GIVEN DATA: Begin

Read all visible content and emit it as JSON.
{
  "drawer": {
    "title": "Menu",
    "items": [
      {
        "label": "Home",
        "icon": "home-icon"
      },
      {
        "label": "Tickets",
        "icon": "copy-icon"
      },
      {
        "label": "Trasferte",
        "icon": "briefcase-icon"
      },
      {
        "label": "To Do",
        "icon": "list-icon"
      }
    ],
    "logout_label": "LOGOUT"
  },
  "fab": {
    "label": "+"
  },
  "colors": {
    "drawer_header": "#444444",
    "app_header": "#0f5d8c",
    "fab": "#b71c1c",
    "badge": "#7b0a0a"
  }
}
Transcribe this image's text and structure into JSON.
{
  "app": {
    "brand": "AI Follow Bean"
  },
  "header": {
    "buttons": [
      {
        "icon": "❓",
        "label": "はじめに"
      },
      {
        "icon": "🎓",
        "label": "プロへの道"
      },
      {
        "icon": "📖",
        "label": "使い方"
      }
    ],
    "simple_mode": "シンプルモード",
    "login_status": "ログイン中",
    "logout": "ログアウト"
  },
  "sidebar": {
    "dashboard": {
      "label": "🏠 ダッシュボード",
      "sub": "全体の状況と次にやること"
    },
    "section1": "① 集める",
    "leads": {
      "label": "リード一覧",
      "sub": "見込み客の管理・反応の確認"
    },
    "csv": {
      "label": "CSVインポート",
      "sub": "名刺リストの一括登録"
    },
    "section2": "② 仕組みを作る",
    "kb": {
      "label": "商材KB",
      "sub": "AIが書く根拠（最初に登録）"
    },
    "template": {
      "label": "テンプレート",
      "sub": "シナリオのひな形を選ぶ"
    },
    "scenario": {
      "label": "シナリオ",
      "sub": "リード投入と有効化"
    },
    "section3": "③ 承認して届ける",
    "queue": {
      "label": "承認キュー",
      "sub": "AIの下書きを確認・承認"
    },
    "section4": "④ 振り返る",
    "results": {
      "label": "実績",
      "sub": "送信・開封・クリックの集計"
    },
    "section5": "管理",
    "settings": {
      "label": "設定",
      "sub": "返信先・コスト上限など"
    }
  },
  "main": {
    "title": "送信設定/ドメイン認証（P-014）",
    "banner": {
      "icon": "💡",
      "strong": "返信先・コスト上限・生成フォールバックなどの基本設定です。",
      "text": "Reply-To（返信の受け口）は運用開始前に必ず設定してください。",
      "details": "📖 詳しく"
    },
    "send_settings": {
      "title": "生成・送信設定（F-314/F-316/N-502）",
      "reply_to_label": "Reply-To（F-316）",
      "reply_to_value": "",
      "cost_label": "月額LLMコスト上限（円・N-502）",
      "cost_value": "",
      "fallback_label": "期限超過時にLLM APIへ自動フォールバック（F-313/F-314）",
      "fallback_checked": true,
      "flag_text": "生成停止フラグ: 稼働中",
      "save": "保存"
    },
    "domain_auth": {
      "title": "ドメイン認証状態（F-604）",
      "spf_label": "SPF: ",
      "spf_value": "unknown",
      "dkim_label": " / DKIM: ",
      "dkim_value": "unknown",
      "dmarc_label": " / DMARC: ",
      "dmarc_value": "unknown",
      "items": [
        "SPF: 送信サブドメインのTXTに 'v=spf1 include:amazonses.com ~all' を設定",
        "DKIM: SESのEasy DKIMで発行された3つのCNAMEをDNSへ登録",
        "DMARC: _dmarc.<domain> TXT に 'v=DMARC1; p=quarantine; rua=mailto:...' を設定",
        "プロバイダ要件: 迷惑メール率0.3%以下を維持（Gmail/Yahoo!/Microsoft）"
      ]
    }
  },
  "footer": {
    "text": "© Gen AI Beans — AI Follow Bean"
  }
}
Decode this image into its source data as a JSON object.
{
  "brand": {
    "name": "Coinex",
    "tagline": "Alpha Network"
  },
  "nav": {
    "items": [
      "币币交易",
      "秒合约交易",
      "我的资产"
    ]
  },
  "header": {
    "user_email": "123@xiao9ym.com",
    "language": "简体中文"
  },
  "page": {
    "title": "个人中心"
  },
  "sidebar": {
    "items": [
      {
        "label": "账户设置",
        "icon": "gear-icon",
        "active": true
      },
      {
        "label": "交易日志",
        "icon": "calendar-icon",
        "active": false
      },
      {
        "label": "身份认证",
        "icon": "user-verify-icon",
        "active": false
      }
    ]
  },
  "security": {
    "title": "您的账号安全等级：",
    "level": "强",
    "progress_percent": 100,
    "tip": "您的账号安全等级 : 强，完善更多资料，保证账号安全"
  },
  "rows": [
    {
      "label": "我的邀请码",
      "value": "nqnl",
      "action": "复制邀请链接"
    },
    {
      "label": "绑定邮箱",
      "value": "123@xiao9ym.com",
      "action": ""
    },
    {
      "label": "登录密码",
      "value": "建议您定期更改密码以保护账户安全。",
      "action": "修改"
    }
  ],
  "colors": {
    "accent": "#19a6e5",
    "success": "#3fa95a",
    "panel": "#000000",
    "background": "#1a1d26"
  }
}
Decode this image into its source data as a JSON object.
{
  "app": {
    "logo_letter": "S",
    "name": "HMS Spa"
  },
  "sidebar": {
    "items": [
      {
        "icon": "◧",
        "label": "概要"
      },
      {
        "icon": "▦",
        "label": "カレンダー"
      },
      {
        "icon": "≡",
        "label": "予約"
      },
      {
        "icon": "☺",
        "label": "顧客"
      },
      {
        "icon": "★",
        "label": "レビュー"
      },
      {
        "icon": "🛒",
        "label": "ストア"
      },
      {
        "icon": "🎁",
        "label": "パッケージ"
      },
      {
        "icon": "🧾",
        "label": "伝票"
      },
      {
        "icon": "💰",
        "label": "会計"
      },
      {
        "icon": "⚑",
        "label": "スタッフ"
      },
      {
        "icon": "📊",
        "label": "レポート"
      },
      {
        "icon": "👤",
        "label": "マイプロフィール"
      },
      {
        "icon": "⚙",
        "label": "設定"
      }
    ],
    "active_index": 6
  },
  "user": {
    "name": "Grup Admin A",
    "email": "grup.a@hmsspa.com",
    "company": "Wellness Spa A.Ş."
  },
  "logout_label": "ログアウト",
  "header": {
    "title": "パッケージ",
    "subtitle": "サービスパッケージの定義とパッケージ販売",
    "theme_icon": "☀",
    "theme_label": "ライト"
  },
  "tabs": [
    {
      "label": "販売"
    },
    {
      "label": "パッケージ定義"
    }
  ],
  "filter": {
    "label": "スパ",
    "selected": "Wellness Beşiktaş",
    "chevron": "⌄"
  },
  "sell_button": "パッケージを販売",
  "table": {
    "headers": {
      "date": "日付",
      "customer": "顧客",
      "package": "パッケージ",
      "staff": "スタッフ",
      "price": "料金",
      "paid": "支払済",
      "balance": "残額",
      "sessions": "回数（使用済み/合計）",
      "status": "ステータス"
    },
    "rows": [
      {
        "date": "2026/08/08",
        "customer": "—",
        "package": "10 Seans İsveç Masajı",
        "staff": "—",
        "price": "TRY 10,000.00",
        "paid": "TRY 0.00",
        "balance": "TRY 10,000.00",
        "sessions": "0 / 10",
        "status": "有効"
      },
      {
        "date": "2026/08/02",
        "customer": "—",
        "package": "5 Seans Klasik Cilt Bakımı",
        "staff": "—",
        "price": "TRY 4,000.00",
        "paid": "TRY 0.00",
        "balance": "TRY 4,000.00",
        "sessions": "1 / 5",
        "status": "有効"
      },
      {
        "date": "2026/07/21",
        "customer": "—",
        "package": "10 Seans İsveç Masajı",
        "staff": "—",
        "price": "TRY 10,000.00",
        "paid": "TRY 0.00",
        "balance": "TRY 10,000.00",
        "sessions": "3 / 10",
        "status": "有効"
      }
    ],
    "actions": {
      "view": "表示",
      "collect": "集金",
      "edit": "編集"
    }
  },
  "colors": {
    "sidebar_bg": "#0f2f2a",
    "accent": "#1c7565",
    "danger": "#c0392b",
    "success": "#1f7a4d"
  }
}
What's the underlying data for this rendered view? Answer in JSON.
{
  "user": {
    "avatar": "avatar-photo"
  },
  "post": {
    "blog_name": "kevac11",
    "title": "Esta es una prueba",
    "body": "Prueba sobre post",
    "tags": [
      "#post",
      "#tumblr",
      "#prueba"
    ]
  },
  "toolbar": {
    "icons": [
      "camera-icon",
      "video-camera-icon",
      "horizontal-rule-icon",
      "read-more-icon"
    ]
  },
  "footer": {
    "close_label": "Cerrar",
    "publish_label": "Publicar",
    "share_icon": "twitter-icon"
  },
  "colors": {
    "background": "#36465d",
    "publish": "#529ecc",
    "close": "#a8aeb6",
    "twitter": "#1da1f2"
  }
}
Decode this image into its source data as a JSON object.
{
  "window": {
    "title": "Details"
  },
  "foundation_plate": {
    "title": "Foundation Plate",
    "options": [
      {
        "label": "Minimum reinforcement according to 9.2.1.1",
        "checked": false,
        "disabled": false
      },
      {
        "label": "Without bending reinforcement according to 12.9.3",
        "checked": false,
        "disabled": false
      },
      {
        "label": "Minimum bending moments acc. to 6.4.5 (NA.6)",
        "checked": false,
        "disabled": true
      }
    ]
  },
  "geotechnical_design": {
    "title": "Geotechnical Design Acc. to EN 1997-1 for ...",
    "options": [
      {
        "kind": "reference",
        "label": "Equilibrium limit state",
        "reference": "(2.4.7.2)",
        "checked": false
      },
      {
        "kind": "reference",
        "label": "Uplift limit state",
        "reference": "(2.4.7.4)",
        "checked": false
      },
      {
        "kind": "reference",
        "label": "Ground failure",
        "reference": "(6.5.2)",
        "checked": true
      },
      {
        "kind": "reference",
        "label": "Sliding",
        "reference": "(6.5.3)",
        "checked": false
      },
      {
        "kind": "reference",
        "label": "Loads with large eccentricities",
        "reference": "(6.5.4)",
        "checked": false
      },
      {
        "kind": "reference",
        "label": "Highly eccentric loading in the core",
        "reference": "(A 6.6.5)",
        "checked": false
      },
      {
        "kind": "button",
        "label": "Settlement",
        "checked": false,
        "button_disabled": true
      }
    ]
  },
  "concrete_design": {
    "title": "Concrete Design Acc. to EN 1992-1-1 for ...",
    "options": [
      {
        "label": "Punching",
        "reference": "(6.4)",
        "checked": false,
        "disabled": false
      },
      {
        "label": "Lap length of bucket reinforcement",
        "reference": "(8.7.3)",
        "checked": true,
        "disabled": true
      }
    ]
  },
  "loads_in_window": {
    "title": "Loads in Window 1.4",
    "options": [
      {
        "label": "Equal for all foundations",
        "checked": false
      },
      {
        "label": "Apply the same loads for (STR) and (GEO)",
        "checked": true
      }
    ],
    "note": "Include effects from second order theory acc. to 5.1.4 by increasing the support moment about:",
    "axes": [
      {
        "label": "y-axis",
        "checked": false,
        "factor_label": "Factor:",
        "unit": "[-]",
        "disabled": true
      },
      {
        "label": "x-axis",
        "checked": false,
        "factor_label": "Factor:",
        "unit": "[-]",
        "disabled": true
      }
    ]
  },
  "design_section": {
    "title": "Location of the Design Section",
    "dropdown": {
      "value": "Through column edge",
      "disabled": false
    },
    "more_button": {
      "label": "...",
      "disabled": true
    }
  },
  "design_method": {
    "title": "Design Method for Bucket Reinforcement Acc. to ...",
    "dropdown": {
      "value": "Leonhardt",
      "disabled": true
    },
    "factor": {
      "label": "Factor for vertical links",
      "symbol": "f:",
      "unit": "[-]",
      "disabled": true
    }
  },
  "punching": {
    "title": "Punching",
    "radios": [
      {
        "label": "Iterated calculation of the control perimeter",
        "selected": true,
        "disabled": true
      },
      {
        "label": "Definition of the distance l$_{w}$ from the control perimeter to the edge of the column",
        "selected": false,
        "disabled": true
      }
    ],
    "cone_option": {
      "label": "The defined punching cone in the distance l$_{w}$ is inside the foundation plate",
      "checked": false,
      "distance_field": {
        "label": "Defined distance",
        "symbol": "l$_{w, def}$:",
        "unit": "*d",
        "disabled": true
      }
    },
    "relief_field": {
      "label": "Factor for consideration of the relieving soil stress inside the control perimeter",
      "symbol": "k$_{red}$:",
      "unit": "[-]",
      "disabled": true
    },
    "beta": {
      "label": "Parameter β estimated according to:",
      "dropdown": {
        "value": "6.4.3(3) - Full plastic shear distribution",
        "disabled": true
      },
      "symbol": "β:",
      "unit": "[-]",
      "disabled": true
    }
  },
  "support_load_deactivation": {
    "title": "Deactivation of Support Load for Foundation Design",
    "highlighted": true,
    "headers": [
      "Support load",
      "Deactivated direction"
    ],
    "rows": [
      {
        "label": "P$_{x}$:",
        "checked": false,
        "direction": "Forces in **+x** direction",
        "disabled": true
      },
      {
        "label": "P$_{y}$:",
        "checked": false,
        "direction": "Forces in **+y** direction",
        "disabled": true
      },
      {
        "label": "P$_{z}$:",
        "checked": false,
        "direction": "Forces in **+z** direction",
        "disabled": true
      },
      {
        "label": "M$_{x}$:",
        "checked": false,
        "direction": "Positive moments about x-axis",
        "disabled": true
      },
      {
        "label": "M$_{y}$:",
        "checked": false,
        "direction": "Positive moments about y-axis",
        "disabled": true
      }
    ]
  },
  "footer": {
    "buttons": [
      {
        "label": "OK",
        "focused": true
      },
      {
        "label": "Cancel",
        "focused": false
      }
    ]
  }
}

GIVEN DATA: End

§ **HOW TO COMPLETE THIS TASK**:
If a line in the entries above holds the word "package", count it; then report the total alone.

§ **ANSWER SECTION**:
4